Ratings firm Standard & Poor’s has warned the ongoing COVID-19 pandemic is increasingly likely to test the resilience of the insurance industry.
The firm issues an advisory which said it expects that the insurance industry’s robust capital position and limited exposure to loss-affected lines of business will enable most insurers to absorb the impact of financial market volatility and manage the marginal increase in claims. However, there may well be some underwriters and risk centres which feel the impact more than others.
S&P cautioned the rate of infection is accelerating globally and the centre of the pandemic has shifted from China to Europe and the U.S. The World Health Organisation designated the outbreak a pandemic on 11 March. It has therefore forecast that the global economy will be in recession in 2020 as a result.
It added the economic disruption associated with the pandemic, combined with the collapse in oil prices and resultant extreme volatility in the capital markets, will have severe implications for global credit markets.
“That said, average rating across the industry is ‘A’, the highest average rating for any corporate or financial services industry we rate,” said the firm. “As with other investment-grade issuers, we don’t anticipate widespread downgrades across the industry.”
Nevertheless, S&P warned some ratings will be affected. To date, it has downgraded one insurer and placed two insurance ratings on a negative outlook or CreditWatch. In each case, the ratings firm said the implications of COVID-19 had compounded other factors, causing creditworthiness to deteriorate.
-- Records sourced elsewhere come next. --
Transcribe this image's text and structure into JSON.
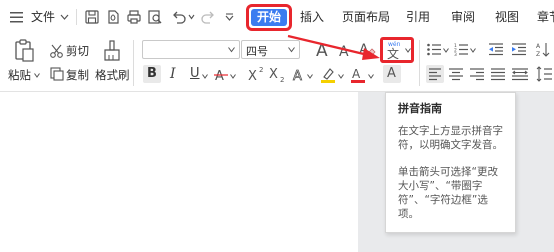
{
  "menu": {
    "file_label": "文件",
    "tabs": [
      "开始",
      "插入",
      "页面布局",
      "引用",
      "审阅",
      "视图",
      "章节"
    ]
  },
  "clipboard": {
    "paste_label": "粘贴",
    "cut_label": "剪切",
    "copy_label": "复制",
    "format_painter_label": "格式刷"
  },
  "font": {
    "family_value": "",
    "size_value": "四号"
  },
  "icons": {
    "pinyin_glyph_top": "wén",
    "pinyin_glyph_main": "文",
    "text_a": "A",
    "underline_u": "U",
    "bold_b": "B",
    "italic_i": "I"
  },
  "tooltip": {
    "title": "拼音指南",
    "line1": "在文字上方显示拼音字",
    "line2": "符，以明确文字发音。",
    "line3": "单击箭头可选择“更改",
    "line4": "大小写”、“带圈字",
    "line5": "符”、“字符边框”选",
    "line6": "项。"
  },
  "colors": {
    "accent_blue": "#3b7cf0",
    "highlight_red": "#e8262d",
    "font_color_red": "#e8262d",
    "highlight_yellow": "#f5d000"
  }
}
S&P added: “The pandemic has had far-reaching implications for the global economy, disrupting supply chains; changing demand for goods, services, and commodities; and, most importantly, causing fundamental changes to the daily lives of people in the affected countries.
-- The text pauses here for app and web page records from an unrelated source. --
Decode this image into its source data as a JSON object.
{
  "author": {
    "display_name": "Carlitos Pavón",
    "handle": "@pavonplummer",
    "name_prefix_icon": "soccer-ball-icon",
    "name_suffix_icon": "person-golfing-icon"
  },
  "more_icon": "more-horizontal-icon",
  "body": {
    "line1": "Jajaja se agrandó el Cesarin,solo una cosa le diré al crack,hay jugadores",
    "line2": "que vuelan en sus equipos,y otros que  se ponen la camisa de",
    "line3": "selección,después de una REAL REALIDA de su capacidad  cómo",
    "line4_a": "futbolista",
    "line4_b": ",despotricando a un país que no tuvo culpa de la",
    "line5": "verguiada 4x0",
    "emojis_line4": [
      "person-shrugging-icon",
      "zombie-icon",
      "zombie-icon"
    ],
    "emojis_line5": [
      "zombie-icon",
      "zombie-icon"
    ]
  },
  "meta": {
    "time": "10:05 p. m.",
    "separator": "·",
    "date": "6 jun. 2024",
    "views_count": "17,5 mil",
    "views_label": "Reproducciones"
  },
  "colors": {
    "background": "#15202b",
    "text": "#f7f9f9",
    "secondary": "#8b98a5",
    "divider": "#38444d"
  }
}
“Insurers’ credit worthiness is likely to be more affected by the stress on financial markets than through their insurance risk. The trifecta of unprecedented low or negative interest rates, credit deterioration, and a declining equity market will chip away at insurers’ financial strength, particularly for life insurers, by eroding capital and earnings. If the situation worsens, or lasts for a prolonged period, we expect that these factors will lead to more rating actions.”
The report added that there may well be a bigger impact to risk centres where there is a focus on specialty and face to face meetings.
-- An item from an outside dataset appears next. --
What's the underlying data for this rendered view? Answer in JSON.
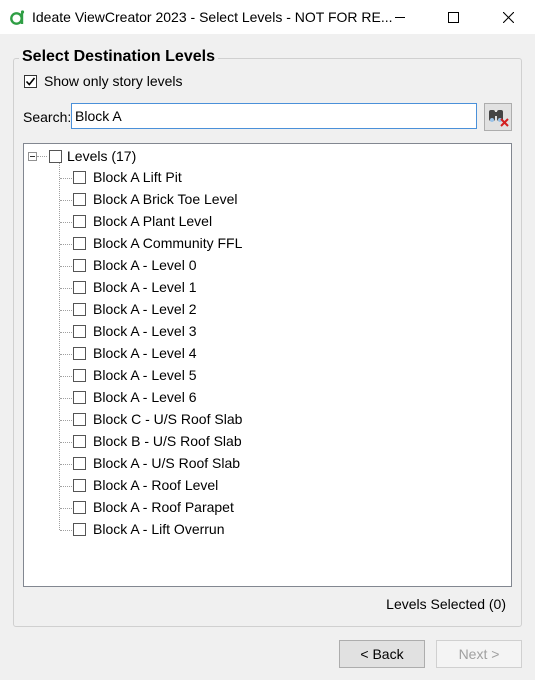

“The insurance-related risks, such as increased claims and top-line pressures, are less significant risk factors for the industry as a whole,” it said. “That said, specialist writers of loss-affected lines and those dependent on face-to-face sales could experience earnings deterioration or reduced market presence, respectively, as a result of the pandemic.”
However, it added life insurers are more at risk, particularly those with relatively thin capital buffers and significant exposure to financial market volatility through their asset portfolios or product offerings.